Problem — Give back the full set of entries exactly, keeping each line intact.

Data about app and page elements —
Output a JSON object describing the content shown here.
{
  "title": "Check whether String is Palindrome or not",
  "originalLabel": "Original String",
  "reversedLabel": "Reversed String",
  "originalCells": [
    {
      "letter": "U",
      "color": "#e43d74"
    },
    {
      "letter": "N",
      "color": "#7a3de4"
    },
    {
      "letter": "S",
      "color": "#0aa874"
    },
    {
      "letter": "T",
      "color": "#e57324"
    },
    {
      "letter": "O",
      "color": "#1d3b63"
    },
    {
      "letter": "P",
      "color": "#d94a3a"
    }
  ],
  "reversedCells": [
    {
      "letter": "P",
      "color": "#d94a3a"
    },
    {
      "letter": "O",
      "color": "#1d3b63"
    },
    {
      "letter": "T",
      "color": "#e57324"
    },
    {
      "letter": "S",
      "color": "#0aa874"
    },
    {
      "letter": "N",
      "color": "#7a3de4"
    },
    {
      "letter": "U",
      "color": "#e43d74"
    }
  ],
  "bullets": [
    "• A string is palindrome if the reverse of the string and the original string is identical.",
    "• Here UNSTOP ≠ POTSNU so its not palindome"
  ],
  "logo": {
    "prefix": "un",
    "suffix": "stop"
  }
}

Output of the exercise —
Output a JSON object describing the content shown here.
{
  "title": "Check whether String is Palindrome or not",
  "originalLabel": "Original String",
  "reversedLabel": "Reversed String",
  "originalCells": [
    {
      "letter": "U",
      "color": "#e43d74"
    },
    {
      "letter": "N",
      "color": "#7a3de4"
    },
    {
      "letter": "S",
      "color": "#0aa874"
    },
    {
      "letter": "T",
      "color": "#e57324"
    },
    {
      "letter": "O",
      "color": "#1d3b63"
    },
    {
      "letter": "P",
      "color": "#d94a3a"
    }
  ],
  "reversedCells": [
    {
      "letter": "P",
      "color": "#d94a3a"
    },
    {
      "letter": "O",
      "color": "#1d3b63"
    },
    {
      "letter": "T",
      "color": "#e57324"
    },
    {
      "letter": "S",
      "color": "#0aa874"
    },
    {
      "letter": "N",
      "color": "#7a3de4"
    },
    {
      "letter": "U",
      "color": "#e43d74"
    }
  ],
  "bullets": [
    "• A string is palindrome if the reverse of the string and the original string is identical.",
    "• Here UNSTOP ≠ POTSNU so its not palindome"
  ],
  "logo": {
    "prefix": "un",
    "suffix": "stop"
  }
}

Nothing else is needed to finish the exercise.